    In 1989, Israeli dermatologist Dr. Zvi Even Paz conducted a study to evaluate the effects of Dead Sea Salts on 50 psoriasis patients. It had already been established that bathing in the Dead Sea itself brought relief, but it was not known if the Dead Sea salts would have the same effect when used in different environments (such as a bathtub).
    47 of the 50 patients experienced significant relief after soaking in a bath containing Dead Sea salts. The best results came to those who soaked in two pounds of salts (divided into 3 baths) three times a week for six weeks.

    Germany: Dr. J. Arndt
    Dr. J. Arndt conducted a controlled study involving 50 psoriasis patients, between 14 and 77 years of age. All patients were treated using Dead Sea salts in partial or full baths and were treated with the salts in a controlled way. In a full bath, 2 kgs of the salts were dissolved in a bath at a temperature of 27 C. The partial baths were made with a concentration of about 10%. The baths lasted for 20 minutes and followed by a rinse. The patient remains in a warm, packed condition after the bath to enhance the effect of the salts.

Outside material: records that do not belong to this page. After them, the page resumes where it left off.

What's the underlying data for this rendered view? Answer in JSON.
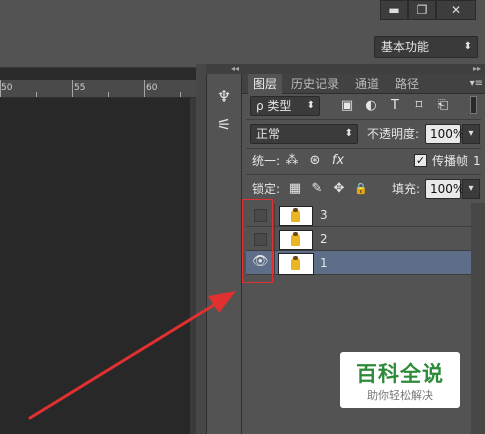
{
  "window": {
    "minimize_glyph": "▬",
    "maximize_glyph": "❐",
    "close_glyph": "✕"
  },
  "options_bar": {
    "workspace_value": "基本功能",
    "workspace_arrow": "⬍"
  },
  "ruler": {
    "labels": [
      "50",
      "55",
      "60"
    ]
  },
  "tool_dock": {
    "collapse_glyph": "◂◂",
    "icons": [
      "brush-presets-icon",
      "clone-source-icon"
    ],
    "icon_glyphs": [
      "♆",
      "⚟"
    ]
  },
  "layers_panel": {
    "collapse_glyph": "▸▸",
    "tabs": [
      "图层",
      "历史记录",
      "通道",
      "路径"
    ],
    "active_tab": 0,
    "menu_glyph": "▾≡",
    "filter": {
      "value": "ρ 类型",
      "arrow": "⬍",
      "icon_glyphs": [
        "▣",
        "◐",
        "T",
        "⌑",
        "⎗"
      ]
    },
    "blend": {
      "value": "正常",
      "arrow": "⬍",
      "opacity_label": "不透明度:",
      "opacity_value": "100%",
      "opacity_arrow": "▾"
    },
    "unify": {
      "label": "统一:",
      "icon_glyphs": [
        "⁂",
        "⊛",
        "fx"
      ],
      "propagate_check": "✓",
      "propagate_label": "传播帧",
      "frame_number": "1"
    },
    "lock": {
      "label": "锁定:",
      "icon_glyphs": [
        "▦",
        "✎",
        "✥",
        "🔒"
      ],
      "fill_label": "填充:",
      "fill_value": "100%",
      "fill_arrow": "▾"
    },
    "layers": [
      {
        "name": "3",
        "visible": false,
        "selected": false
      },
      {
        "name": "2",
        "visible": false,
        "selected": false
      },
      {
        "name": "1",
        "visible": true,
        "selected": true
      }
    ],
    "eye_glyph": "👁"
  },
  "watermark": {
    "title": "百科全说",
    "subtitle": "助你轻松解决"
  },
  "colors": {
    "selected_row": "#5e6e88",
    "annotation_red": "#e03030",
    "watermark_green": "#2e8b3a"
  }
}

    The treatment lasted for 3-4 weeks, with 3-4 baths per week. Within only one week of treatment, symptoms diminished, including itching and scaling joints. Other symptoms such as spread, redness and infiltration continued to decrease. Improvement was steady- after four weeks, patients were clear of all symptoms.

    The symptom patients were most concerned about was itching, and they were thrilled to be relieved in less than one week. Sleeping disturbances go hand in hand with the itching and are widespread in psoriasis patients – and sleep also improved in Dr. Arndt’s study.

    Both patients and physicians in the study interpreted the drastic decrease in discomfort and scaling within one week.

    Healing was complete in 27 patients (54%), and in the other 22 cases, there was vast improvement in their condition. Tolerance to the treatment was excellent in all patients involved in the study, and none of the participants experienced any side effects whatsoever, dermatological or otherwise